By Livia Lupi
On this day (29 June) in 1868, sculptor Giovanni Bastianini died in Florence.
He was born near Fiesole on 17 September 1830 and became famous for producing highly accomplished art forgeries of fifteenth-century Florentine art that fooled many authoritative figures and institutions.
Bastianini , where he worked as a stone carver until Francesco Inghirami encouraged him to train in Florence with Pio Fedi and Girolamo Torrini. He started producing copies of fifteenth-century sculptures that he sold for a modest price, until he began working for the antique dealer Giovanni Freppa, who sold his work as fifteenth-century originals.
The scam was uncovered by Freppa himself, when Bastianini’s terracotta bust of Girolamo Benivieni, which he had sold to a Parisian collector, was later acquired by the Louvre at the astronomical price of 13250 francs.
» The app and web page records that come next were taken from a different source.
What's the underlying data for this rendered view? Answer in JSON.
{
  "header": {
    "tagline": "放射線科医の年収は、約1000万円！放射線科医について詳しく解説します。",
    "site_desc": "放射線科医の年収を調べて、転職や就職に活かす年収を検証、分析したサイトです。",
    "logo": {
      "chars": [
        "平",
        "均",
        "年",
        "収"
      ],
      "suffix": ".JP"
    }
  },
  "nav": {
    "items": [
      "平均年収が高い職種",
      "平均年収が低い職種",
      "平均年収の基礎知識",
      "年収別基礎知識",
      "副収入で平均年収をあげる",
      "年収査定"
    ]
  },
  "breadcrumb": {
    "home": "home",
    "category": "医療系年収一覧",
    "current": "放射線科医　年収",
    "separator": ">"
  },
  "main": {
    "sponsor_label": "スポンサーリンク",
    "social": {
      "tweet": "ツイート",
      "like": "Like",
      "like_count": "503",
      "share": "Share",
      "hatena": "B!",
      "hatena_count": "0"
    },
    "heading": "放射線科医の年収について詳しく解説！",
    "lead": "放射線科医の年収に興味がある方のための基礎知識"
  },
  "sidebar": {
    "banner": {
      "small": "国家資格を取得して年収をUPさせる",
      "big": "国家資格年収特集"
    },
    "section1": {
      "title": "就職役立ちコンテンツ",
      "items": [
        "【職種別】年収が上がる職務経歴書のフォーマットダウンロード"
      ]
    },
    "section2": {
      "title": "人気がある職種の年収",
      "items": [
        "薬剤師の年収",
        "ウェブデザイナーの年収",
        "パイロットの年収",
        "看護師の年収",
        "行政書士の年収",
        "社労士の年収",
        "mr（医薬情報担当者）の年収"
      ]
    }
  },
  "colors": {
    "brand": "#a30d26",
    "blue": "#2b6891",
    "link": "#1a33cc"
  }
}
Freppa revealed the bust was not a fifteenth-century original, but he was not immediately believed by all.
As heated discussion around his work continued, Bastianini died n Florence in 1868 at only 38 years of age. The following year, the V&A in London acquired a few of his statues, after recognising that a sculpture they bought in 1857 and believed to be a Quattrocento original, was actually Bastianini’s. Bastianini died in Florence on 29 June 1868.
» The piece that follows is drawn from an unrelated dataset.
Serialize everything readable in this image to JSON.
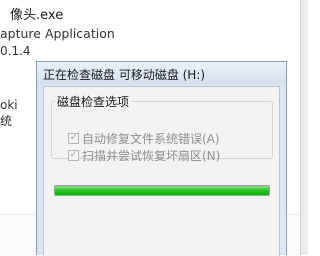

Reference: Otto Kurz. “Bastianini Giovanni.” Dizionario Biografico degli Italiani, Enciclopedia Treccani
Read also IAS member Anita Moskowitz’s article on The Florentine and her book Forging Authenticity. Giovanni Bastianini and the Neo-Renaissance in Nineteenth-Century Florence (Olschki, 2013).
Bust of Girolamo Benivieni, 1863, terracotta. Louvre, Paris.
Portrait of Girolamo Benivieni, 1860s, plaster. V&A, London.
Bust of a Lady, c.1860, terracotta. V&A, London.
Bust of Giovanna Albizzi, c. 1860, gesso and tempera on wood. National Gallery, Washington D.C.
Chanteuse Florentine, polychromed and gilded terracotta. Musée Jacquemart-André, Paris.